Toyota has set its target on developing vehicles equipped with artificial intelligence within the next five years, with the aim of improving safety, the head of its advanced research division allegedly said.

Integrating artificial intelligence into the design of their vehicles would vastly improve safety by helping the vehicles negotiate and avoid potential accident situations, said Gill Pratt, CEO of Toyota Research Institute.

According to Reuters, Toyota said the institute will spend more than $1 billion in the next five years, in the pursuit of developing autonomous vehicles.

Current driver assistance programs rely on image sensors for obstacle evasion, including pedestrians and vehicles within the car’s lane, and Toyota is looking beyond that to equip their autonomous vehicles with capabilities to enable “the car to be evasive beyond the one lane,” said Pratt.

Pratt said this would be the equivalent of the driver having a “guardian angel” at the wheels of the vehicle.

“The intelligence of the car would figure out a plan for evasive action … Essentially (it would) be like a guardian angel, pushing on the accelerators, pushing on the steering wheel, pushing on the brake in parallel with you.”

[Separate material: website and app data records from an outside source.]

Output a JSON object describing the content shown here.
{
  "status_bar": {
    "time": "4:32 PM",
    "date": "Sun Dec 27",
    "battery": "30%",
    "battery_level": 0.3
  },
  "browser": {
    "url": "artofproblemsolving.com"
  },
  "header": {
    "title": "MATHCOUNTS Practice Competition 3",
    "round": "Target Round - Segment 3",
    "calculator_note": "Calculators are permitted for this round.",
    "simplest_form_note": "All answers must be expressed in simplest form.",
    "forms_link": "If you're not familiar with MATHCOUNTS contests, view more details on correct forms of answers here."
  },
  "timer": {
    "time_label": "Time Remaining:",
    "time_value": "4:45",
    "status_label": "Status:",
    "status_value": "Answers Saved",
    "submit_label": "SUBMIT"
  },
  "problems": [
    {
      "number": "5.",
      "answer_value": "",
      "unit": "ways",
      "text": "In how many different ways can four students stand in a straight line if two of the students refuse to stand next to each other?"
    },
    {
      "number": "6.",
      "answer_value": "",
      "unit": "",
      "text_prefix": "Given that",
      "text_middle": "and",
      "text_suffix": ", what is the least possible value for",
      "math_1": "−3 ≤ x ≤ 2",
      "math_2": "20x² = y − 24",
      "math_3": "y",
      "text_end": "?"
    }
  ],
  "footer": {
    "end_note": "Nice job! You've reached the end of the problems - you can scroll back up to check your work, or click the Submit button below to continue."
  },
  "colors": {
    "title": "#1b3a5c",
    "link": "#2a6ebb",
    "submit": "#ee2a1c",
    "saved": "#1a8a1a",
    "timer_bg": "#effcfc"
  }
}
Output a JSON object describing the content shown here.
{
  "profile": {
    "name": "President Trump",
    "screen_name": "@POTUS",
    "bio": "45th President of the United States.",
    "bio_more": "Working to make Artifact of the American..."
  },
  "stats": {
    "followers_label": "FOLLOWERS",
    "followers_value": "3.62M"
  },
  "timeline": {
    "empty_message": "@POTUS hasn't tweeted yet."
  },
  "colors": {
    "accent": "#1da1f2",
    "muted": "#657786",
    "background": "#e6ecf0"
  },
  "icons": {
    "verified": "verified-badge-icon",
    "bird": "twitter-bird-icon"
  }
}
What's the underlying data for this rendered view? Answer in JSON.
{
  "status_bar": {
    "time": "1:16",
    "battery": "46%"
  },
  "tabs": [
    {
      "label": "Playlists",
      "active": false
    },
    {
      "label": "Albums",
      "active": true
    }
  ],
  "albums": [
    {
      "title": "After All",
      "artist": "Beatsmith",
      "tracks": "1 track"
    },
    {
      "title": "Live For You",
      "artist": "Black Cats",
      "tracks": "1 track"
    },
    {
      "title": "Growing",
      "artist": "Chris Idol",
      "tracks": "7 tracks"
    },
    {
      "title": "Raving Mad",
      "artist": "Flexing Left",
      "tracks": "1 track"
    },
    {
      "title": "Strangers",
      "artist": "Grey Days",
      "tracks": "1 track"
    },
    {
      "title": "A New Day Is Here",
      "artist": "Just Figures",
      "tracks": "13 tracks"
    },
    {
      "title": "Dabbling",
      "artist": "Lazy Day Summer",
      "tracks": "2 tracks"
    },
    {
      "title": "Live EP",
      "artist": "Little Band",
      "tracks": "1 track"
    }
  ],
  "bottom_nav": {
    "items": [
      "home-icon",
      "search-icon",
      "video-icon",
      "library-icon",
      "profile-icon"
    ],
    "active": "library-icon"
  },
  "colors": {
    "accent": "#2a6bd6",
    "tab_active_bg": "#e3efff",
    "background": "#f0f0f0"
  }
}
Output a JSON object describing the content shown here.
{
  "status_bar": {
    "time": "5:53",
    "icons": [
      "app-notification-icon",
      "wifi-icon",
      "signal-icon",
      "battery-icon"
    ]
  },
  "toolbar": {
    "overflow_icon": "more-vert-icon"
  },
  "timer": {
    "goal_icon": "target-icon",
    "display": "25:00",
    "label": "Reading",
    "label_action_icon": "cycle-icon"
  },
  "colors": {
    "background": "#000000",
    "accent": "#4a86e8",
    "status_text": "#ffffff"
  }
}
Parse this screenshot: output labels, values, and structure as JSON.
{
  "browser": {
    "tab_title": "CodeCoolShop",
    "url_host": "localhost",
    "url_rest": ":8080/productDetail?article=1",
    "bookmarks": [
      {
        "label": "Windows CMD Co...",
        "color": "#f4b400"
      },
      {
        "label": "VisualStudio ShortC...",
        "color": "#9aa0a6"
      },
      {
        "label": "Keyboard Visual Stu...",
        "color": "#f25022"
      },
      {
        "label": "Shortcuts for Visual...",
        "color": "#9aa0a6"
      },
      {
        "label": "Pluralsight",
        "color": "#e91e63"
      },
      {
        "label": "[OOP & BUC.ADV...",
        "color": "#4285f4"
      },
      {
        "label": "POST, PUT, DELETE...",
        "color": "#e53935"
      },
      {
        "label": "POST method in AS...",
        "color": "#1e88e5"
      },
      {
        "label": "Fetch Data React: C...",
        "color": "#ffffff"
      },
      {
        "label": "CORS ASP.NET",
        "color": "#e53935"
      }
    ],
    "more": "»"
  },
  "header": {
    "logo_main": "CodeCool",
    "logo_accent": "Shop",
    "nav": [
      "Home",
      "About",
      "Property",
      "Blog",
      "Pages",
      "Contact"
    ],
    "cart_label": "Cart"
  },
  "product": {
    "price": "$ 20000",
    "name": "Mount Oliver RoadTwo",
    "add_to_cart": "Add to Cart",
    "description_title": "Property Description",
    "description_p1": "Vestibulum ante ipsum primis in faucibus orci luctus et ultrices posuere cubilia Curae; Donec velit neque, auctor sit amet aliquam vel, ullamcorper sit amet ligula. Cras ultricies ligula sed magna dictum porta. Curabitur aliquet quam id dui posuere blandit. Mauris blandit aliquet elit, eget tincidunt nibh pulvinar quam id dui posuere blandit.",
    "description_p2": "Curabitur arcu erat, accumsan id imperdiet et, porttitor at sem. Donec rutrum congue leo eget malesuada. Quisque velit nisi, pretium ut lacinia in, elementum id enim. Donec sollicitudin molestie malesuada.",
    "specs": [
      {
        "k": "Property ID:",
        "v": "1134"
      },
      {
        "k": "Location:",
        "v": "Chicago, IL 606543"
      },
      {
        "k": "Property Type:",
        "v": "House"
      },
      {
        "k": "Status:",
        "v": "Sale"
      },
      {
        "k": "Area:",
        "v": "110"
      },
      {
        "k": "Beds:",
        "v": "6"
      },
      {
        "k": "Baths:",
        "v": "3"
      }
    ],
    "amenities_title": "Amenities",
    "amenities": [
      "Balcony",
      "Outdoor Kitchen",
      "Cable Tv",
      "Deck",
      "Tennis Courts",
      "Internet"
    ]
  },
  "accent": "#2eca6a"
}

As the race to build the ultimate self-driving vehicle heats up, more major automakers have plunged into the development of their version of the autonomous vehicle to beat the rest.